%%

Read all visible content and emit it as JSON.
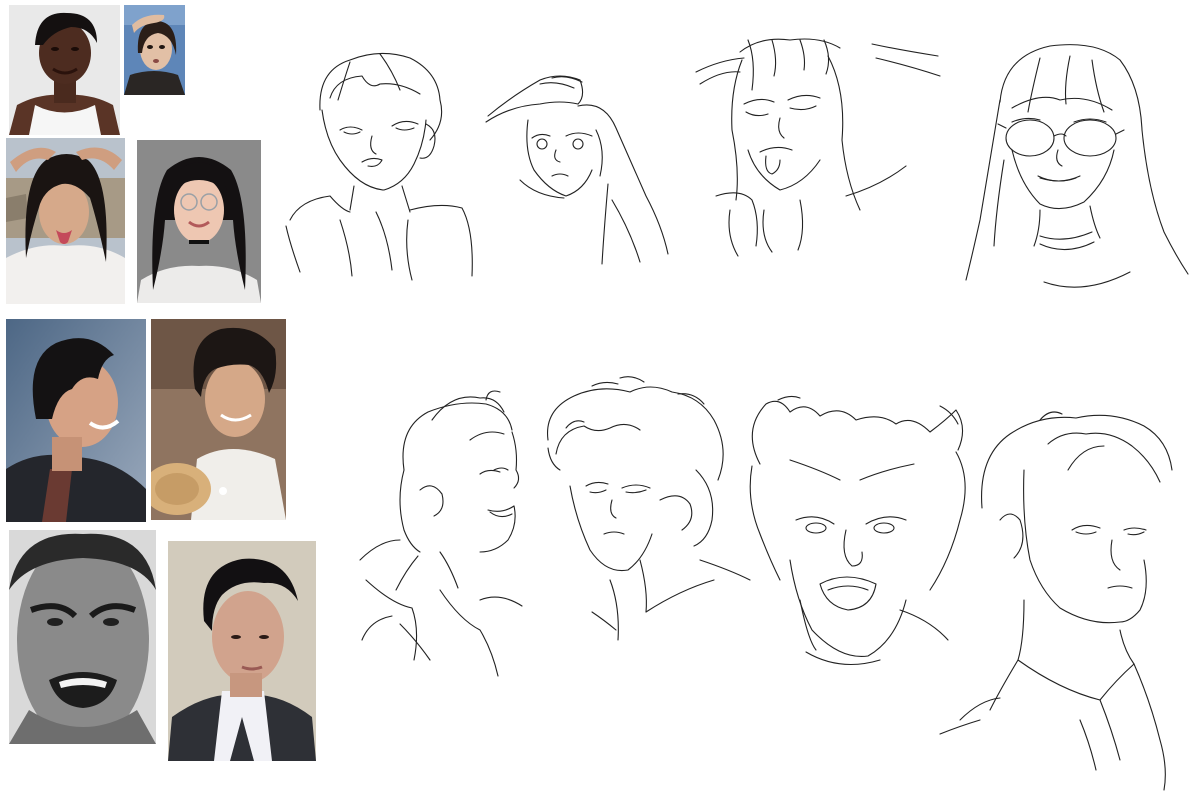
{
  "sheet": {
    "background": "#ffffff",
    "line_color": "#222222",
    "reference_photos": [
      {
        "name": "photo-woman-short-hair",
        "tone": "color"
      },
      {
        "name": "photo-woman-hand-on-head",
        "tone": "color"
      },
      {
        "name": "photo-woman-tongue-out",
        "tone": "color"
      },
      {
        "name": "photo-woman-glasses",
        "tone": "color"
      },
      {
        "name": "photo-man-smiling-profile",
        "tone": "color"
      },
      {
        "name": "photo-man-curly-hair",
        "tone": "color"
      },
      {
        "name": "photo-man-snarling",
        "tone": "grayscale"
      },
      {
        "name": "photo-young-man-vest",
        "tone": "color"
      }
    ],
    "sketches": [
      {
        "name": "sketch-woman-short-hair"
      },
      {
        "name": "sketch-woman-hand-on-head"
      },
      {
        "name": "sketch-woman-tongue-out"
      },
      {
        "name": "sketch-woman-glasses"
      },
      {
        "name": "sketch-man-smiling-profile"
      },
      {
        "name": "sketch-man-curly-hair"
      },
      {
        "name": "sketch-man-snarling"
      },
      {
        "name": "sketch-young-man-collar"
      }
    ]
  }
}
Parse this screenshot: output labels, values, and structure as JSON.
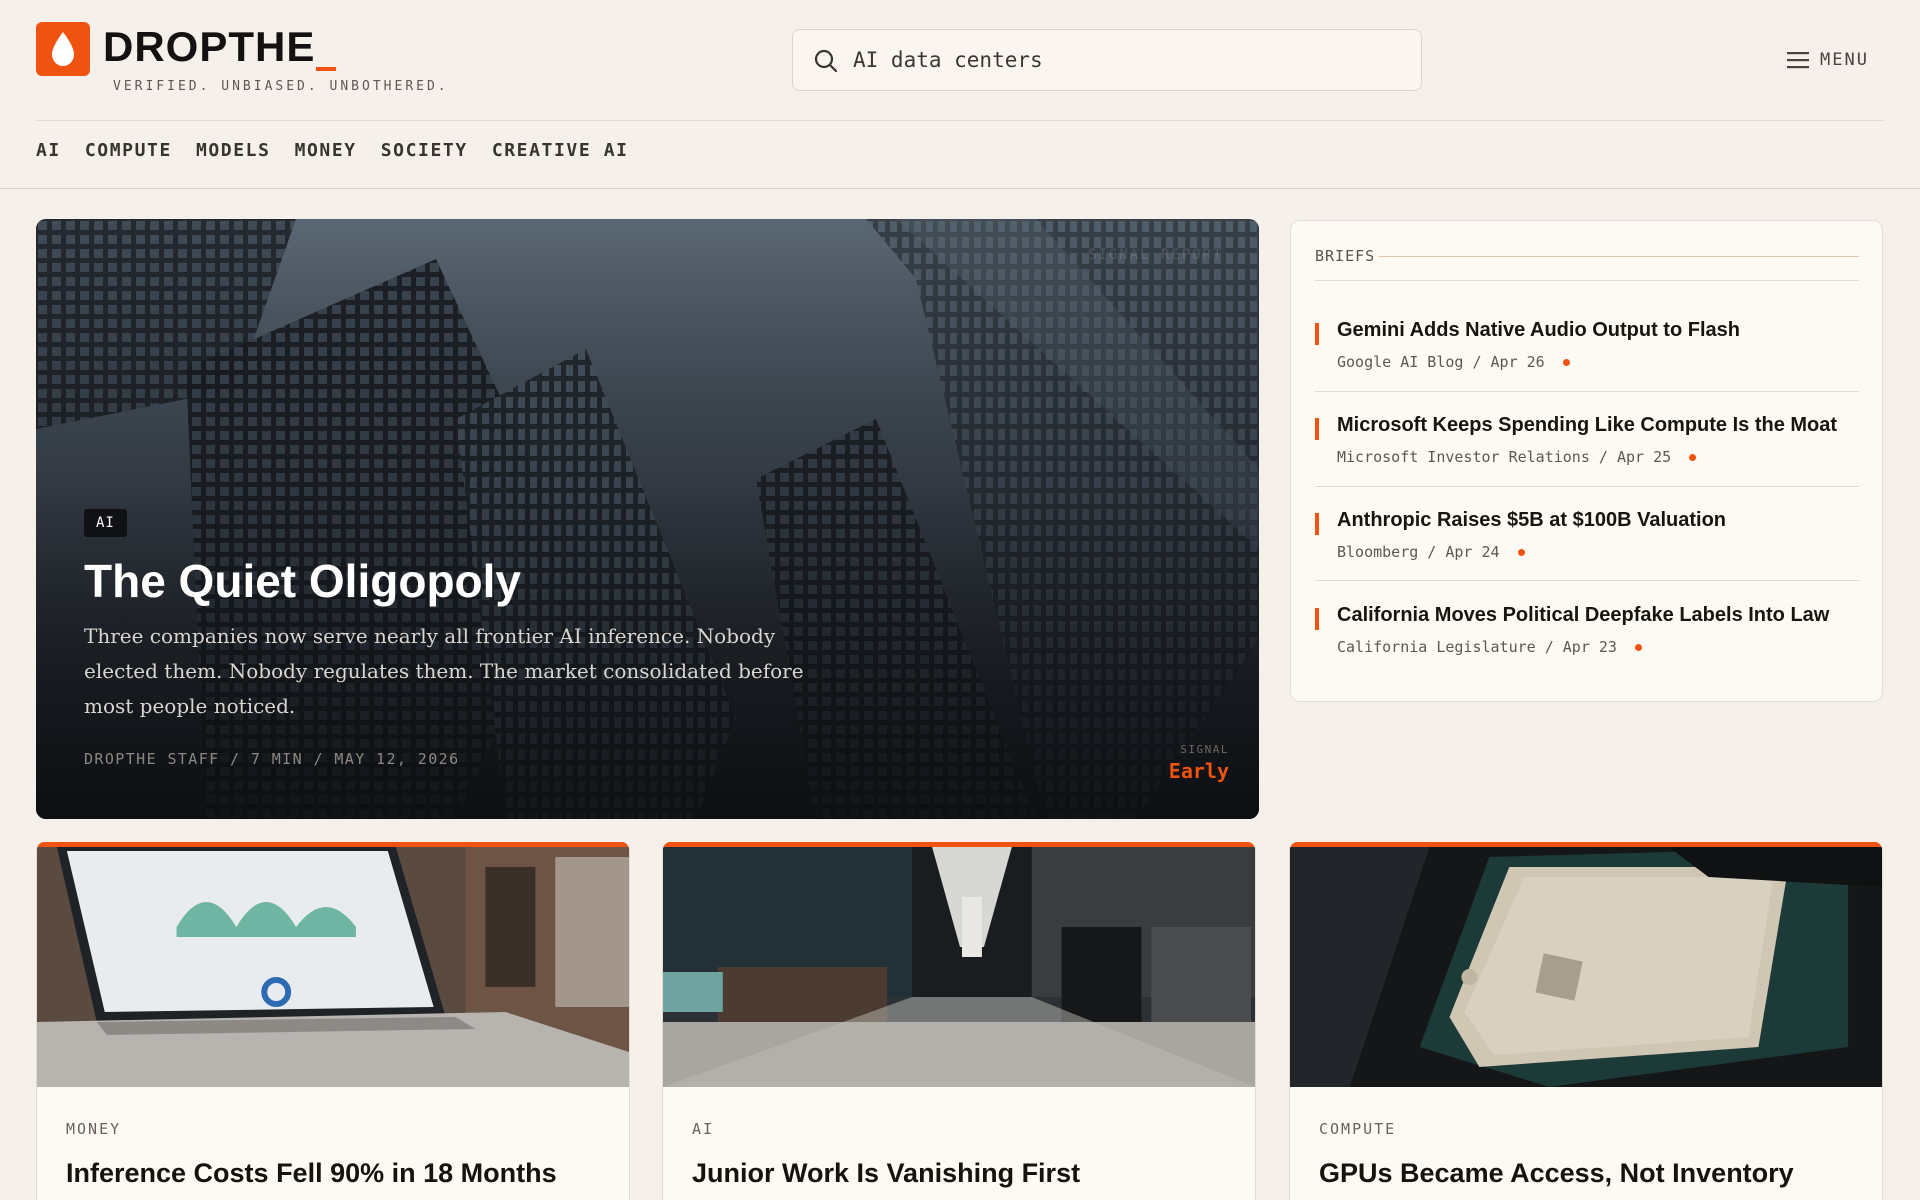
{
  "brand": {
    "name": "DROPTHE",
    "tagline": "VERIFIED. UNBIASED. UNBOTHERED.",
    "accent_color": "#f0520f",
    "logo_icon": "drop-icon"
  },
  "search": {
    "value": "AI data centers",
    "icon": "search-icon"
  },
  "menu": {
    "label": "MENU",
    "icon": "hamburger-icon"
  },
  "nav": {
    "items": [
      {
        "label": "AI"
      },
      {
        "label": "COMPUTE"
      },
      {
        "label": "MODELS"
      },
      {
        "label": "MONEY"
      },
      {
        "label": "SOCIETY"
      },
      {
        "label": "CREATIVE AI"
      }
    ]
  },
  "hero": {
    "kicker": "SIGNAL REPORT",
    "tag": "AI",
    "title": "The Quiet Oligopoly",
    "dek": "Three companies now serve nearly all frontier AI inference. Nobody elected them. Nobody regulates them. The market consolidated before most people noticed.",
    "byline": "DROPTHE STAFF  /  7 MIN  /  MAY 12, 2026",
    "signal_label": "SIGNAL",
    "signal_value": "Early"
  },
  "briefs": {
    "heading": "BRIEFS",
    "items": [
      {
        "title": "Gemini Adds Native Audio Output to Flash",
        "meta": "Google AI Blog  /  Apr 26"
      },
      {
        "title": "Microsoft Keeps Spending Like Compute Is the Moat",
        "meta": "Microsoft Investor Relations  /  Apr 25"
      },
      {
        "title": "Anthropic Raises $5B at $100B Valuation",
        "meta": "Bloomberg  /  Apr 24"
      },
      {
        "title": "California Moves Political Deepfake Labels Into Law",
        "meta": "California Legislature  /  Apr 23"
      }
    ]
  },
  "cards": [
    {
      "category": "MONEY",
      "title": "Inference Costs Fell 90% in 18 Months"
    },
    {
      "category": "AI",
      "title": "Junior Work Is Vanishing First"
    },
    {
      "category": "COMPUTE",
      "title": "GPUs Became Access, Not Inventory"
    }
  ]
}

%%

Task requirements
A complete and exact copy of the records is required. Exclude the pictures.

Task response
Read all visible content and emit it as JSON.
{
  "sheet": {
    "background": "#ffffff",
    "line_color": "#222222",
    "reference_photos": [
      {
        "name": "photo-woman-short-hair",
        "tone": "color"
      },
      {
        "name": "photo-woman-hand-on-head",
        "tone": "color"
      },
      {
        "name": "photo-woman-tongue-out",
        "tone": "color"
      },
      {
        "name": "photo-woman-glasses",
        "tone": "color"
      },
      {
        "name": "photo-man-smiling-profile",
        "tone": "color"
      },
      {
        "name": "photo-man-curly-hair",
        "tone": "color"
      },
      {
        "name": "photo-man-snarling",
        "tone": "grayscale"
      },
      {
        "name": "photo-young-man-vest",
        "tone": "color"
      }
    ],
    "sketches": [
      {
        "name": "sketch-woman-short-hair"
      },
      {
        "name": "sketch-woman-hand-on-head"
      },
      {
        "name": "sketch-woman-tongue-out"
      },
      {
        "name": "sketch-woman-glasses"
      },
      {
        "name": "sketch-man-smiling-profile"
      },
      {
        "name": "sketch-man-curly-hair"
      },
      {
        "name": "sketch-man-snarling"
      },
      {
        "name": "sketch-young-man-collar"
      }
    ]
  }
}
Parse this screenshot: output labels, values, and structure as JSON.
{
  "brand": {
    "name": "DROPTHE",
    "tagline": "VERIFIED. UNBIASED. UNBOTHERED.",
    "accent_color": "#f0520f",
    "logo_icon": "drop-icon"
  },
  "search": {
    "value": "AI data centers",
    "icon": "search-icon"
  },
  "menu": {
    "label": "MENU",
    "icon": "hamburger-icon"
  },
  "nav": {
    "items": [
      {
        "label": "AI"
      },
      {
        "label": "COMPUTE"
      },
      {
        "label": "MODELS"
      },
      {
        "label": "MONEY"
      },
      {
        "label": "SOCIETY"
      },
      {
        "label": "CREATIVE AI"
      }
    ]
  },
  "hero": {
    "kicker": "SIGNAL REPORT",
    "tag": "AI",
    "title": "The Quiet Oligopoly",
    "dek": "Three companies now serve nearly all frontier AI inference. Nobody elected them. Nobody regulates them. The market consolidated before most people noticed.",
    "byline": "DROPTHE STAFF  /  7 MIN  /  MAY 12, 2026",
    "signal_label": "SIGNAL",
    "signal_value": "Early"
  },
  "briefs": {
    "heading": "BRIEFS",
    "items": [
      {
        "title": "Gemini Adds Native Audio Output to Flash",
        "meta": "Google AI Blog  /  Apr 26"
      },
      {
        "title": "Microsoft Keeps Spending Like Compute Is the Moat",
        "meta": "Microsoft Investor Relations  /  Apr 25"
      },
      {
        "title": "Anthropic Raises $5B at $100B Valuation",
        "meta": "Bloomberg  /  Apr 24"
      },
      {
        "title": "California Moves Political Deepfake Labels Into Law",
        "meta": "California Legislature  /  Apr 23"
      }
    ]
  },
  "cards": [
    {
      "category": "MONEY",
      "title": "Inference Costs Fell 90% in 18 Months"
    },
    {
      "category": "AI",
      "title": "Junior Work Is Vanishing First"
    },
    {
      "category": "COMPUTE",
      "title": "GPUs Became Access, Not Inventory"
    }
  ]
}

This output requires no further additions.